The National Council (NC) members discussed the need to provide legal aid service to indigent persons yesterday.
An indigent person, according to the legislative committee, is a person who is poor, helpless and needy who cannot afford the services of a lawyer for the conduct of a case or a legal proceeding.
The legislative committee chairperson, Sangay Khandu, who is also the Samtse NC member, while submitting the committee review report, said that although the issue was discussed in previous sessions, particularly during the budget deliberations, NC took the decision to undertake a comprehensive review during the strategic workshop held last June.
He cited Acts, and the Constitution that mandate a need to provide legal aid services to indigent persons. “If legal aid services are not provided, there will be discrepancies in uniform application of the law.”
The chairperson pointed out that while Acts mandate provision of legal aid, it has not identified any specific agency or focal point responsible for providing legal aid services. “There is no public defender office in the country.”
He also said that people are unaware of their rights to legal aid. “The judiciary also acknowledged that they have never provided any legal aid service so far.”
Committee member and Mongar NC member Sonam Wangchuk, said considering that all people are equal before the law and the Constitution ensures equality of opportunity to secure justice, the committee recommends legal aid services be provided to both civil and criminal cases. “This is to ensure that the poor and needy not only have the right but also the means to seek justice.”
He also said that a separate autonomous institution, in collaboration with the Bar Council and Bhutan National Law Institute (BNLI) should be established to spearhead the implementation of legal aid services in the country.
Gasa NC member Sangay Khandu said he was the first to question the Prime Minister in 2014 on the non-utilisation of budget provisioned for legal aid to indigent accused as enshrined in the laws and if relevant organisations fulfilled their mandate.
Differing from the committee’s recommendation, Zhemgang NC member Pema Drakpa, said that the Bar Council is responsible to defend the public as mandated in the Jabmi Act.
Trongsa NC member Tharchen also said that Bar Council is appropriate to handle indigent aid.

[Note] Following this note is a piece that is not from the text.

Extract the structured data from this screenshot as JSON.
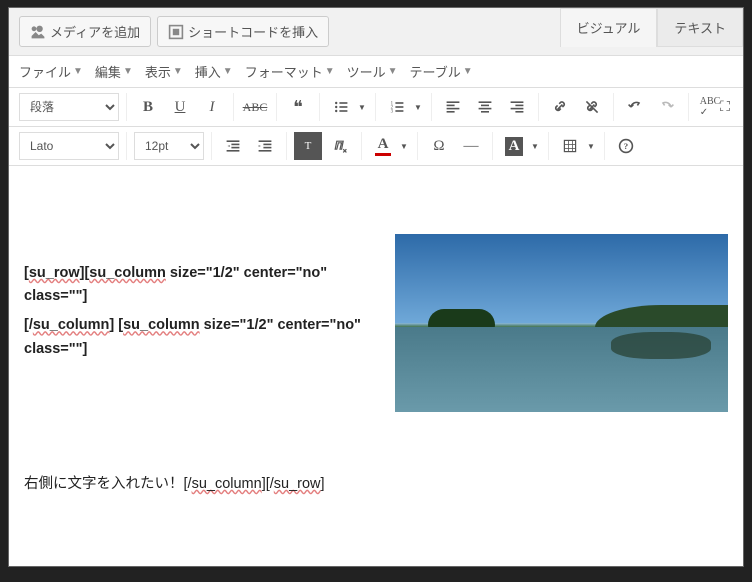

He also raised concerns on the criteria for an indigent person based on the minimum daily wage rate. “The criteria should be stringent so that it does not open a floodgate for state fund.”
The committee chairperson said that they discussed with Bar Council members who informed them that they have nothing to do with providing legal aid services to the indigent. “Judiciary said they are adjudicators of justice and there would be a conflict of interest if they provide the service.”
The house will also deliberate the issue on November 28 to finalise the resolutions.